proud of.' And that's what happens."
Amanda Russ is 17 and just graduated from Nordhoff. She had a
special challenge this year that made the final product even
more rewarding. She plays two twins, the servants Dromio and
Dromio, and had to master both accents. But it wasn't supposed
to be that way. When her fellow cast member came down with mononucleosis
less than two weeks before opening night, she was thrust into
the second role. Haider worked with her and she memorized the
new lines over one long night. Then she and Lee tirelessly redesigned
blocking so she could pull off the feat.
She says working with Lee is one of the best parts of the experience.
"We just have so much respect for him," she says. "He's
a fantastic actor, he's a fantastic teacher."
Byron Campbell plays Antipholus of Syracuse and says this is
his sixth production with OSF. He's been with the company since
he was 12 years old. "I was in the first intern play,"
he says. He's gone from tiny parts to playing Oberon in "A
Midsummer Night's Dream" and now Antipholus.
"A lot of it is just how much you learn every year in this
program, it's amazing," he says. " I grow as an actor
exponentially every year."
Travis Winterstein, 16, who plays Antipholus of Ephesus, is in
his fourth year with the festival. "I just love coming here
every year because everyone's just so focused on what they're
doing," he says. "We're ready for anything."
Unlike some of her more experienced fellow cast members, Dekyi
Ronge made her debut in this year's production as Luciana, an
unmarried maiden. She says OSF opened her eyes to a whole new
world. "I was extremely scared to even go to auditions,"
she says. "I really did not expect how great the people
would be. They were amazing, they were warm and they were so
honest. And the play, which made no sense to me when I read it,
suddenly became very clear."
Haider, who will a sophomore at Nordhoff, plays Solinus, the
Duke of Ephesus (here re-imagined as a globelike town sheriff).
She's been working as an actress since she was a small child
and says what makes the Ojai Shakespeare Festival program so
special is the challenge it represents, noting it took about
three hours to orchestrate her every move in her oversized getup.
"I'd have to say it's more
challenging than anything I've ever done," she says. "I
don't think I've ever worked as hard on a performance...and everyone
is required to."
She says Lee is right; the work is difficult and there have been

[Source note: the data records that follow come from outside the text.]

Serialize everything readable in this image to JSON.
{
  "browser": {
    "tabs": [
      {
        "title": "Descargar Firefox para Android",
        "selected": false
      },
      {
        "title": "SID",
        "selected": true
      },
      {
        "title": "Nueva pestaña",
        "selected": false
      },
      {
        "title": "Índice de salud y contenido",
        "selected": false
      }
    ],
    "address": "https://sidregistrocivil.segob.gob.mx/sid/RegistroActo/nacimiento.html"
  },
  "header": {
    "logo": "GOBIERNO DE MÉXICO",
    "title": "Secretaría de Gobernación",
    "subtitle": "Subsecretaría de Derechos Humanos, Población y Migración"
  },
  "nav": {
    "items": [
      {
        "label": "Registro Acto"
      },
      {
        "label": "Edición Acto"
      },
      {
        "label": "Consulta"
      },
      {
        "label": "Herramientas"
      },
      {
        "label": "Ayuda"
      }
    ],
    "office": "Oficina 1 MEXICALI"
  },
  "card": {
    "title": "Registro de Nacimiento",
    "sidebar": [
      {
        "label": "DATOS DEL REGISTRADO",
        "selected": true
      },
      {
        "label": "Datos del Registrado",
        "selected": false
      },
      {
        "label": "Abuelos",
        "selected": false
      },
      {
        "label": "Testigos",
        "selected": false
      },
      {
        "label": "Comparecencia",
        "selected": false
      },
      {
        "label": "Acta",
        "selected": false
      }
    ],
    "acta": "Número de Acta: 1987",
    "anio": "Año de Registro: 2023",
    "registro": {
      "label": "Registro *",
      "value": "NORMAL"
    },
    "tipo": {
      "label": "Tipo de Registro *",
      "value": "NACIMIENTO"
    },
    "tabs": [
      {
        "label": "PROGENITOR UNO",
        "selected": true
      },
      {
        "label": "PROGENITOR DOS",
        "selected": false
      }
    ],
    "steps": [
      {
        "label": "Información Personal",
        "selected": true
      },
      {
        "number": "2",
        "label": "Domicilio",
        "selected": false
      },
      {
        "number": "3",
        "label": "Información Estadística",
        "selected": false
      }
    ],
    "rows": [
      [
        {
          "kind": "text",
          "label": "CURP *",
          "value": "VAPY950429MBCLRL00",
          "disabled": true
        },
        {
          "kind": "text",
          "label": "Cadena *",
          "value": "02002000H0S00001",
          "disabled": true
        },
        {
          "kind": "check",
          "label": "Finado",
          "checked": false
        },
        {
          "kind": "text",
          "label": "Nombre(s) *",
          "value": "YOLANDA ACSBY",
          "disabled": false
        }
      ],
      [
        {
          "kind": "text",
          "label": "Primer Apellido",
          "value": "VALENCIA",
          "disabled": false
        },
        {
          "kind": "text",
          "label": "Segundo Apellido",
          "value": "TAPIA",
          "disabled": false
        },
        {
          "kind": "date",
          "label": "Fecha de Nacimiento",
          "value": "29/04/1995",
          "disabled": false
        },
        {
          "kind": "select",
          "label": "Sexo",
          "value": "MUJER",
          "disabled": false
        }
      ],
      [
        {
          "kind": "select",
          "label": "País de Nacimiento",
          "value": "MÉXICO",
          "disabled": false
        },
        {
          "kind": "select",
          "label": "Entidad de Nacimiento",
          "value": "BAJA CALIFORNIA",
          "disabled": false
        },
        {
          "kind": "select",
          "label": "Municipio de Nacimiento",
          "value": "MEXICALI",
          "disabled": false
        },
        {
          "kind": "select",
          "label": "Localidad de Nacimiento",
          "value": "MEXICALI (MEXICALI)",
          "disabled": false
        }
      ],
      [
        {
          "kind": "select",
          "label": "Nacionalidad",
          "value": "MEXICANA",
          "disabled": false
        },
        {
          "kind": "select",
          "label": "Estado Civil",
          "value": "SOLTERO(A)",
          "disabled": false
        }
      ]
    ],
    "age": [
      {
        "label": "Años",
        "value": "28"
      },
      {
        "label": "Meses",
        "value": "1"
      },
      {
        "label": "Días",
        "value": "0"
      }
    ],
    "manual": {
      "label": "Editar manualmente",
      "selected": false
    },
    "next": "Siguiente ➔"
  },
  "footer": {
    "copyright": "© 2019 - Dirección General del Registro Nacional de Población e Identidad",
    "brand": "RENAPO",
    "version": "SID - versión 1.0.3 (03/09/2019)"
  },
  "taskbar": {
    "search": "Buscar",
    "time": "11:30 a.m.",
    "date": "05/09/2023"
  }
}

moments she wondered whether it might not be better to be sleeping
until noon. Still, she says, once the payoff of performing comes
along, " I couldn't imagine spending my summer any other
The Ojai Valley News
to the news